Conventional wisdom has it that Christmas 2010 is going to be the Christmas of the E-Reader.  It’s certainly the case in my own family: Mom has requested a Kindle, and Dad has hinted that there may be other Kindles under the tree.  With Amazon’s* new offering at the tantalizing price point of $139 for what is, by all accounts, a beautiful bit of geekery, it seems like next January will see a flowering of Kindles in the hands of your fellow public transit passengers, like mushrooms after a rain, or Starbuckses in the 1990s.


Up until now, I have resisted the lure of a Kindle pretty well.  Like any good free and open source software partisan, I oppose DRM.  Like most geeks, I grew up devouring books, and still love them as physical objects: cheap, known technology that doesn’t need electricity and is quite tolerant of physical abuse.  And it’s still true that browsing a used-book store is one of my very very very favorite things to do.  I don’t want to lose that.


And yet.  I remember the agonizing process of selecting books for a trip, when I was a kid: carefully balancing size and weight against re-readability, weighing the reading level so it wouldn’t be too impossible or boring to get through while not being too simple to be read only once, coordinating with my sister for the maximum effective library size (no point in both of us bringing Nancy Drews).  There is something terribly attractive to me in being able to bring along everything, all in one beautifully slim case.  Resident Geekachica globetrotter A Nonny Mouse likes this feature, too, and also cites the painlessness of getting more books even while in countries that don’t necessarily sell books in your preferred language, another feature I can totally get behind.


But what would it take for me to go completely Kindle and actually prefer ebooks to physical books, the way I now prefer to buy music as DRM-free-mp3s rather than actual CDs?  Something we can’t do with physical books, or can do so much better on a Kindle that it amounts to much the same thing.  And here I see a couple of interesting avenues for the market to explore.


One is interactive fiction, like those choose-your-own adventure books I loved as a kid.  Here the Kindle really has a chance to shine, because the stories can be arbitrarily long and complex, and divided into chunks of arbitrary length.  One has already emerged: Amazon’s Dusk World, which so intrigued me when I spotted it on a friend’s Kindle that I checked it out.

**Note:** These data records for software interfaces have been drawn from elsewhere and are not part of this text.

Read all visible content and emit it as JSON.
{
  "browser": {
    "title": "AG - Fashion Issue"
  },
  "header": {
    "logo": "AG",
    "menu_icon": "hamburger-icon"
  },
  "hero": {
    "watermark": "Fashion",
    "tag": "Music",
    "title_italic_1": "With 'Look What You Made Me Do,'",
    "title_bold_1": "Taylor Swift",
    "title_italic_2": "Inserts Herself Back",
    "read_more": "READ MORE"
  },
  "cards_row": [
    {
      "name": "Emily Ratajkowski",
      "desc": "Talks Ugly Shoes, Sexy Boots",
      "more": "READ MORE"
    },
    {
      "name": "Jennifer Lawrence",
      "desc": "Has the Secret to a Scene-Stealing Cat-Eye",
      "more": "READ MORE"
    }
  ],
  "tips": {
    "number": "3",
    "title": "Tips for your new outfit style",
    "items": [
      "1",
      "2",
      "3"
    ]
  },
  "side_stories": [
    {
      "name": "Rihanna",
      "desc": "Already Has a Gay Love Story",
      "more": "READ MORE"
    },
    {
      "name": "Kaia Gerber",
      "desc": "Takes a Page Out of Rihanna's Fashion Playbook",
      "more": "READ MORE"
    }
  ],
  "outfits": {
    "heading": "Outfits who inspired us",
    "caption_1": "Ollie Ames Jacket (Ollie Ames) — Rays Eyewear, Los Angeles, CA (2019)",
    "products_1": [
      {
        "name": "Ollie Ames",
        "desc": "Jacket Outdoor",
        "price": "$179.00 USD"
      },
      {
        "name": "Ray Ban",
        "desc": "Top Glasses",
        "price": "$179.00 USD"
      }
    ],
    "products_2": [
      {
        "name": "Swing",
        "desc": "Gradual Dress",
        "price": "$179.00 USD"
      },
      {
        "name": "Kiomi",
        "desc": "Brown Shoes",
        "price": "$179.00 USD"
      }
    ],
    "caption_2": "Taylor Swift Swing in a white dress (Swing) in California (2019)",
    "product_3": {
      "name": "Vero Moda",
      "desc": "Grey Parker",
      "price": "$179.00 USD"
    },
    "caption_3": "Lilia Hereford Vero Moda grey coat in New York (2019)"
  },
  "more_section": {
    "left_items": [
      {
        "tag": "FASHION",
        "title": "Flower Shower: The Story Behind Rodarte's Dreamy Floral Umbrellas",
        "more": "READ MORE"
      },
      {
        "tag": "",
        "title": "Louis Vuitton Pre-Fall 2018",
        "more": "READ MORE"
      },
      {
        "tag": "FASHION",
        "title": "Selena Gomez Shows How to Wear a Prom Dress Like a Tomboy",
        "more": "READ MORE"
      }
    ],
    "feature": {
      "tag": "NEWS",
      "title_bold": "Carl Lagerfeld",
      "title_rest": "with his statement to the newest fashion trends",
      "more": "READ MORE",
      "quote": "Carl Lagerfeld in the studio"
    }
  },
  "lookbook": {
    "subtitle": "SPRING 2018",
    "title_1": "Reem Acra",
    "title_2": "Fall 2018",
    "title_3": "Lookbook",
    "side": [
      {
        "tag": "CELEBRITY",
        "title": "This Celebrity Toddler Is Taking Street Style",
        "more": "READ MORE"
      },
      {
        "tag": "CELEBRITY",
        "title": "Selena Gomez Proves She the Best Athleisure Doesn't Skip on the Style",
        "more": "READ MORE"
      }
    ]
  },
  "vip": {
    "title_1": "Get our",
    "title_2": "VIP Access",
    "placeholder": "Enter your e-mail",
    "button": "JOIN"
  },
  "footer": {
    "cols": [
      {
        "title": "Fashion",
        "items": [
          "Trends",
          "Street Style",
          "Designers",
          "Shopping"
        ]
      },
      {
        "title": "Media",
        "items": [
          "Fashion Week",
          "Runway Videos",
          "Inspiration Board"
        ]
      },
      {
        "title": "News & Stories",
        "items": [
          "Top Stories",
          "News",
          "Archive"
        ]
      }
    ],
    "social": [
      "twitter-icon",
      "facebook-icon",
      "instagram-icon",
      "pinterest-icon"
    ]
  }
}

Dusk World is not without flaws.  The story is more linear than it seems, with many of the dialogue choices not mattering.  It doesn’t have save points, so if you want to try a different choice, you have to go all the way back to the beginning. But it’s an enormously interesting direction to push ebooks: like a cross between a comic book, a choose-your-own-adventure, and an 80s text adventure game.  I really hope we see more offerings like Dusk World soon, and more experimental fiction.


The other avenue is heavily illustrated works, like one of my favorites from 2007: The Invention of Hugo Cabret.  It’s told partially in pictures and partially in text: a paragraph might end with Hugo seen by the station conductor, the next few pages are illustrations of Hugo evading him, and then the text picks back up.  I have it in hardback, and I do love it–but it’s also huge and heavy, because of all the pages of illustrations.  Now this is a book that was made for the Kindle, where it doesn’t matter how much paper it would have taken.  How about more books like this, and like Scott Westerfeld’s books Leviathan and Behemoth, which are not so illustration-dependent as Hugo Cabret but still benefit hugely from their illustrations?


What does the fiction of the future look like to you, fellow readers?



P.S. Just spotted in the Kindle store: The New World, Patrick Ness’ prequel story to his brilliant “Chaos Walking” trilogy (The Knife of Never Letting Go / The Ask and the Answer / Monsters of Men) is available at the low low price of free. Yay!


* I don’t want to be a shill for Amazon–and I don’t like their IP policies (obligatory link to the EFF)–but neither do I want to type “Kindle/Nook/whatever” and “Amazon/Sony/whatever” all the time.  So for “Kindle”, please read “generic ebook reader”, and for “Amazon” please read “maker of ebook readers”, “seller of ebook readers”, or “seller of ebooks”, depending on context.  Thanks.  I knew I could count on you.